What Happened to the Youth Vote?

This article is from the archive of our partner .

Young people helped swing the vote in 2008 with a big turnout, and they helped swing the vote in 2009 as well--by staying home. With Republicans winning big in New Jersey and Virginia, Politico's Ben Smith succinctly sums up what a lot are saying, looking at exit poll data: "The key point is that this wasn't your president's electorate."

So what happened? Whether Democrats--often the beneficiaries of a high youth turnout--should be particularly worried on 2010 depends a lot on figuring why the youth stayed unrocked on Tuesday. Here are some of the answers:

  • No Obama on the Ticket Newsweek's politics blog, The Gaggle, is united on this one: "Obama World took the day off," writes Howard Fineman. That might be good news for Democrats, Daniel Stone points out.
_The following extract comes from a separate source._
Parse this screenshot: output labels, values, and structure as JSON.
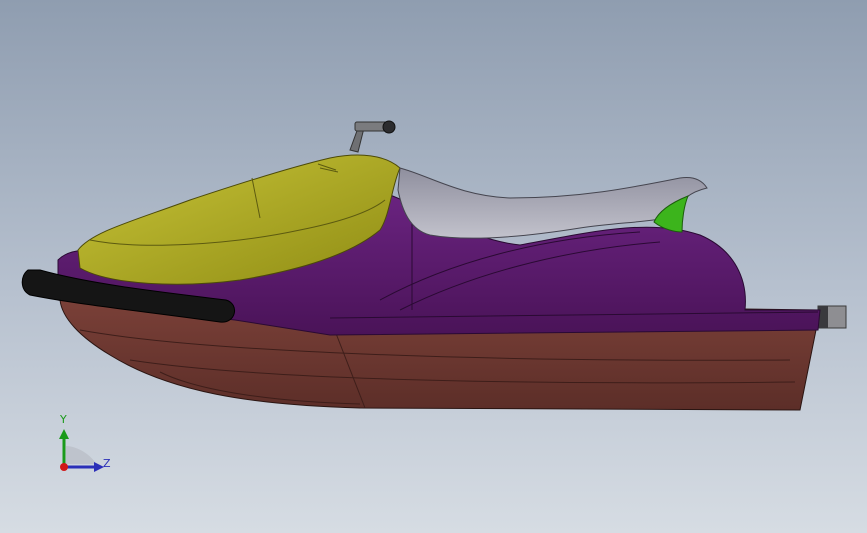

It means those who voted Republican were "not exactly the same voters from last year who changed their mind after taking Obama for a test drive."
  • Uninspired by Democrats Elrod at The Moderate Voice isn't so sure. "Young voters and African Americans did not feel inspired to support the Dems in those states," Elrod writes. "If they feel that way in November 2010 then the consequences will be grave for the Democrats."
  • Jon Stewart Failed, and White House Didn't Step In Maegan Carberry at the Huffington Post isn't the first to argue, provocatively, that "it's been up to Jon Stewart and FunnyOrDie.com to keep the kids engaged." The problem with the Obama team, she says, is that "despite its hipster Flickr feed and weekly YouTube address, [the White House] has presented a television-driven strategy, ceding a great deal of its street cred with the president's digital Millennial generation base."
  • Odd Years From across the pond, British social scientist Dave Brockington offers a different explanation: "Minorities, the young, the less wealthy, new voters do tend to stay home in odd years." That said, he adds, "while I anticipate an uptick in turnout amongst these groups in 2010, it won't come near the level of 2008."
  • Young People Fickle, Bored, and Hate Health Care "Would Obama have had more legislative success," wonders Steve Sailer at the iSteve blog, "if he'd kept the Kids interested by first emphasizing Saving the World through carbon capping instead of something boring and unsexy and will-never-happen-to-me like health care?" Or perhaps, he suggests, Obama was "just a fad, like how my generation decided in 1982-83 that Men at Work was the greatest band in history."

This article is from the archive of our partner The Wire.